▶ _Exercise goal_:
Give the number of lines in the data below that contain "color", and only that number.

▶ _Exercise input_:
---------------

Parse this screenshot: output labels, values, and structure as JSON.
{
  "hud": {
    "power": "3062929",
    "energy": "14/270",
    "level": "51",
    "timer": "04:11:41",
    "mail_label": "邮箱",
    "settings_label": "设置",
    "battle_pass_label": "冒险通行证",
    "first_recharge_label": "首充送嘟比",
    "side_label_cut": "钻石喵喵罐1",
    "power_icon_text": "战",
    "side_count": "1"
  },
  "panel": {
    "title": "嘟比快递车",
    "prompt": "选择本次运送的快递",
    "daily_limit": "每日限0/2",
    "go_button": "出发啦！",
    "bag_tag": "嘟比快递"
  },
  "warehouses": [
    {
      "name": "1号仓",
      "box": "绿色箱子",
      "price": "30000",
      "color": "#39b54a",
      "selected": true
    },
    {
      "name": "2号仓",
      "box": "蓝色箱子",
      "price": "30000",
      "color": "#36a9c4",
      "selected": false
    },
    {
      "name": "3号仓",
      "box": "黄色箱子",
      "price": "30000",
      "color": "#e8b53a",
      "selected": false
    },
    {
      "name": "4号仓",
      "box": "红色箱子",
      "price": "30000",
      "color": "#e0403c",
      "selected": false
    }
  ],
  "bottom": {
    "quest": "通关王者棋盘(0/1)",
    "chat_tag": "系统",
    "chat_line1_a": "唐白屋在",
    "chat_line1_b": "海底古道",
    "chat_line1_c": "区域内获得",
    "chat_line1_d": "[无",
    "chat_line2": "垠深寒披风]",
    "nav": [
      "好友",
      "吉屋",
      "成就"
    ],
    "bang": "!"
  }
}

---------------

▶ _Answer for this exercise_:
4